I first came to know Joey Weisenberg when I heard him play a CD release event for klezmer clarinetist Michael Winograd. He played a beautiful mandolin improvisation that showed his deep roots in Klezmer and traditional Jewish modalities. So, a few years back, when I heard that Joey was writing and recording his own nigunim, I kind of expected to hear neo-klezmer melodies/arrangements. A YouTube search revealed that I was wrong. And so, I've checked in with Joey's output from time to time and followed along with his prolific output.
I am just home from a remarkable evening with Joey Weisenberg and the Hadar Ensemble. The event -- performance would be the wrong word -- was beautiful. The room was set up in circles, with the ensemble in the middle and rows of chairs circling around them. And, rather than perform, Joey led the room in singing (and listening) together. I was impressed and moved. Joey has the remarkable ability to get 300 or so people singing together in a way that is inclusive, respectful, and powerful. Rather than the "look at me" approach so many Jewish music presenters have, Joey graciously shares the spotlight with the members of the Hadar Ensemble, and brings everyone in the room along for the ride. Of course, I'm sure it helps that 150 of the people there were participants in Machon Hadar's spiritual singing seminar which took place this week in NYC, and so were familiar with his nigunim. However, the feeling I had was that this would work pretty much the same if no one in the room, apart from the ensemble, knew his songs. It was that powerful.
This event, as well as Joey's book and recordings, all share a purpose. That is, they all seek to bring people in through music, to encourage group singing and listening, and connection with Judaism through music. It'd be a mistake to review one of these things separately, as they are all part of the same organic whole.
I wound up at this event when I received an invite to review Joey's new book "The Torah of Music" and attend this event marking its release. The sweetener was the copy of the latest Hadar Ensemble album "By The Waters of Babylon", which includes "Shochein Ad", a tune that I've been singing/playing since I first heard it. In fact, I wound up singing an acapella Bar Mitzvah in the city, and when the cantor broke into this melody, I was the only one in the "frum" group who knew it. The entire congregation, on the other hand, joined along immediately.
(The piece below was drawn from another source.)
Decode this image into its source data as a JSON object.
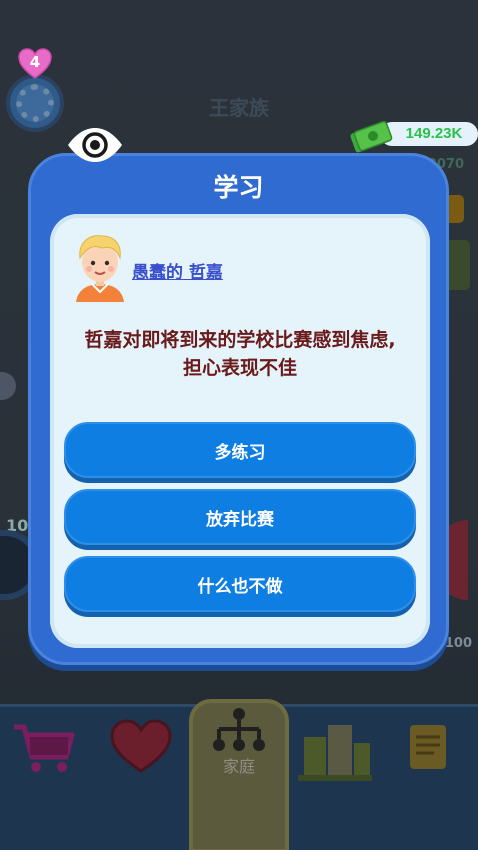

A little about the music. I mentioned that it wasn't klezmer. However, it is deeply Jewish. I'd describe it as American Jewish music, deeply rooted in Jewish and American folk traditions. If Stephen Foster wrote Jewish music, it might have sounded like this. Bits of Americana, Chassidus, and even some slight Carlebach influences blend together in an organic new yet mature sound that sounds much older than it is. The albums -- this is the sixth in the series -- are all recorded live in an old shul in Brooklyn where Joey served as Baal Tefilah for seven years. Buy the album to support the artist, but then watch the album on YouTube to see how involved everyone is as these tracks were laid down. Highlights include the afore-mentioned "Shochein Ad" which begins with a beautiful vocal taksim by Rabbi Yosef Goldman. I'm also partial to "Keil Adon" which features Deborah Saks Mintz, as well as Yigdal, which in Joey's setting is a six-minute-plus Americana-infused melody that really gets at the meaning of the words. In general, Joey's songs do that, and if there weren't words repeated in the song, I'd be using "Shochen Ad" in my shul. The whole album is excellent and well worth getting. It's worth checking out the earlier ones as well. Amazon has the album here:
Which brings me to the book... As with his recordings, Joey seeks to empower the kahal to come along with him on his musical journey. The book is his attempt to do just that, sharing Torah thoughts about song, the power of music, the importance of listening, and more. Especially notable is that Joey includes a large open library of texts with translations -- roughly half the book -- so that the reader can join in the process of exploring what Judaism has to say about music and personally engage with them. The 179 texts range include pesukim from Tanach, quotes from Mishna, Gemara, and Midrash, to writings by Rishonim, Mystical and Halachik Writings, Chassidic Torah, and more.
Before getting to the open library though, Joey discusses the connection between music and prophecy, the power of music, the importance of silence, and perhaps most importantly, the importance of listening and of joining together through song. In a gentle self-effacing way, through use of sources and personal vignettes, Joey shares his understanding of and belief in the power of music. The book is a useful resource for anyone interested in the power of music and Judaism.
Amazon has the book here:
Joey's approach serves as a model that anyone interested in creating serious, deep Jewish music should be aware of and be inspired by. He unites intellect and emotion to create warm, deep, and friendly inclusive Jewish music, and that's something we can use a lot more of.